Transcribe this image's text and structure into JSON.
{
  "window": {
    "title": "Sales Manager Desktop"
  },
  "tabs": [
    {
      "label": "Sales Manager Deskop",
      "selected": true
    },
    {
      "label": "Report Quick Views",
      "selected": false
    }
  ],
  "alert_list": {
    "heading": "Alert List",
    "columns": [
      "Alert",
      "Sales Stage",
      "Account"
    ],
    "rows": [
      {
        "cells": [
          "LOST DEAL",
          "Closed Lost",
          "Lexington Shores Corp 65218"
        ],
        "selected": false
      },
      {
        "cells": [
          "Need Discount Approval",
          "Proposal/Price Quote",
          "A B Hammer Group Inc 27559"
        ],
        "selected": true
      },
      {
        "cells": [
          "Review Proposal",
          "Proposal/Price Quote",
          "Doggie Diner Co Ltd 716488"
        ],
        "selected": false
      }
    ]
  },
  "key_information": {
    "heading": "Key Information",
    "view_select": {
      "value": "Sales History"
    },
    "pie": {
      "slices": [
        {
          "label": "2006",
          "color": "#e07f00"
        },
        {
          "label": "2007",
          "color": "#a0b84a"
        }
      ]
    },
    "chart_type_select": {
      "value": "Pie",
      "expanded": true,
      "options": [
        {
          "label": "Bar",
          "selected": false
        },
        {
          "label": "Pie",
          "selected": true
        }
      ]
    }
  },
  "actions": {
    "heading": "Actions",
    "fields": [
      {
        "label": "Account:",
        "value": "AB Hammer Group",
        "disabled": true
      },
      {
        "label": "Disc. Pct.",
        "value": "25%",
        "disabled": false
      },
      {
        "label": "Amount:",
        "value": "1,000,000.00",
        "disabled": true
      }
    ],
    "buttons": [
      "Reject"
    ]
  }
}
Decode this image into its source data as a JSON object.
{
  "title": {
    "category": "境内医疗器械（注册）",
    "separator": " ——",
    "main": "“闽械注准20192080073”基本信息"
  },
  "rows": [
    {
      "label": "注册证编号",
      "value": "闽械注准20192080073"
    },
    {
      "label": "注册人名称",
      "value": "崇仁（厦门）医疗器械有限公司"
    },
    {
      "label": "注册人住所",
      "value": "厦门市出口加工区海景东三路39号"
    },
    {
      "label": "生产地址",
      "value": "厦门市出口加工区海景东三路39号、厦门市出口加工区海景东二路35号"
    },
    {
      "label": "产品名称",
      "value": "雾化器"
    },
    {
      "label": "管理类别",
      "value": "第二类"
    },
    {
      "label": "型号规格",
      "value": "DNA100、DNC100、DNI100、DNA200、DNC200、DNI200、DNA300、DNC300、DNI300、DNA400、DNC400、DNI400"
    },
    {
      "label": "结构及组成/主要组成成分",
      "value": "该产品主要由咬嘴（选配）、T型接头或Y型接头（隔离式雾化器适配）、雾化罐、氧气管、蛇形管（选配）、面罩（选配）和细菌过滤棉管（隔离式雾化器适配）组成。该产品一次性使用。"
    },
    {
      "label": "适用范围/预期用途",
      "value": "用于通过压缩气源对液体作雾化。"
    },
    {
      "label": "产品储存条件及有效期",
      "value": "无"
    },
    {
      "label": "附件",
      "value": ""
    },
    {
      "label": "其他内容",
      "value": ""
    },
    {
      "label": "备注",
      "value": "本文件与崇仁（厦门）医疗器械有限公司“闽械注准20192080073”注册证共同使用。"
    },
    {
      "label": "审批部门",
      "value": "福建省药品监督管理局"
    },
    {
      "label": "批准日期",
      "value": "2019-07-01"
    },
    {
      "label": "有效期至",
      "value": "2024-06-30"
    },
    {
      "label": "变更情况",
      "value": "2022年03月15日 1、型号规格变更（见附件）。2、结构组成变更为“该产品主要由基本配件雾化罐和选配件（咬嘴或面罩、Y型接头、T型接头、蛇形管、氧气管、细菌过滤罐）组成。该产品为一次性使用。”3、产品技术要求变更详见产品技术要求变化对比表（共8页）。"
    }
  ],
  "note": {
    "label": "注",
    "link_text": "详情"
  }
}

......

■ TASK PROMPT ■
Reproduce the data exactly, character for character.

■ RESPONSE ■
Transcribe this image's text and structure into JSON.
{
  "window": {
    "title": "Sales Manager Desktop"
  },
  "tabs": [
    {
      "label": "Sales Manager Deskop",
      "selected": true
    },
    {
      "label": "Report Quick Views",
      "selected": false
    }
  ],
  "alert_list": {
    "heading": "Alert List",
    "columns": [
      "Alert",
      "Sales Stage",
      "Account"
    ],
    "rows": [
      {
        "cells": [
          "LOST DEAL",
          "Closed Lost",
          "Lexington Shores Corp 65218"
        ],
        "selected": false
      },
      {
        "cells": [
          "Need Discount Approval",
          "Proposal/Price Quote",
          "A B Hammer Group Inc 27559"
        ],
        "selected": true
      },
      {
        "cells": [
          "Review Proposal",
          "Proposal/Price Quote",
          "Doggie Diner Co Ltd 716488"
        ],
        "selected": false
      }
    ]
  },
  "key_information": {
    "heading": "Key Information",
    "view_select": {
      "value": "Sales History"
    },
    "pie": {
      "slices": [
        {
          "label": "2006",
          "color": "#e07f00"
        },
        {
          "label": "2007",
          "color": "#a0b84a"
        }
      ]
    },
    "chart_type_select": {
      "value": "Pie",
      "expanded": true,
      "options": [
        {
          "label": "Bar",
          "selected": false
        },
        {
          "label": "Pie",
          "selected": true
        }
      ]
    }
  },
  "actions": {
    "heading": "Actions",
    "fields": [
      {
        "label": "Account:",
        "value": "AB Hammer Group",
        "disabled": true
      },
      {
        "label": "Disc. Pct.",
        "value": "25%",
        "disabled": false
      },
      {
        "label": "Amount:",
        "value": "1,000,000.00",
        "disabled": true
      }
    ],
    "buttons": [
      "Reject"
    ]
  }
}
Decode this image into its source data as a JSON object.
{
  "title": {
    "category": "境内医疗器械（注册）",
    "separator": " ——",
    "main": "“闽械注准20192080073”基本信息"
  },
  "rows": [
    {
      "label": "注册证编号",
      "value": "闽械注准20192080073"
    },
    {
      "label": "注册人名称",
      "value": "崇仁（厦门）医疗器械有限公司"
    },
    {
      "label": "注册人住所",
      "value": "厦门市出口加工区海景东三路39号"
    },
    {
      "label": "生产地址",
      "value": "厦门市出口加工区海景东三路39号、厦门市出口加工区海景东二路35号"
    },
    {
      "label": "产品名称",
      "value": "雾化器"
    },
    {
      "label": "管理类别",
      "value": "第二类"
    },
    {
      "label": "型号规格",
      "value": "DNA100、DNC100、DNI100、DNA200、DNC200、DNI200、DNA300、DNC300、DNI300、DNA400、DNC400、DNI400"
    },
    {
      "label": "结构及组成/主要组成成分",
      "value": "该产品主要由咬嘴（选配）、T型接头或Y型接头（隔离式雾化器适配）、雾化罐、氧气管、蛇形管（选配）、面罩（选配）和细菌过滤棉管（隔离式雾化器适配）组成。该产品一次性使用。"
    },
    {
      "label": "适用范围/预期用途",
      "value": "用于通过压缩气源对液体作雾化。"
    },
    {
      "label": "产品储存条件及有效期",
      "value": "无"
    },
    {
      "label": "附件",
      "value": ""
    },
    {
      "label": "其他内容",
      "value": ""
    },
    {
      "label": "备注",
      "value": "本文件与崇仁（厦门）医疗器械有限公司“闽械注准20192080073”注册证共同使用。"
    },
    {
      "label": "审批部门",
      "value": "福建省药品监督管理局"
    },
    {
      "label": "批准日期",
      "value": "2019-07-01"
    },
    {
      "label": "有效期至",
      "value": "2024-06-30"
    },
    {
      "label": "变更情况",
      "value": "2022年03月15日 1、型号规格变更（见附件）。2、结构组成变更为“该产品主要由基本配件雾化罐和选配件（咬嘴或面罩、Y型接头、T型接头、蛇形管、氧气管、细菌过滤罐）组成。该产品为一次性使用。”3、产品技术要求变更详见产品技术要求变化对比表（共8页）。"
    }
  ],
  "note": {
    "label": "注",
    "link_text": "详情"
  }
}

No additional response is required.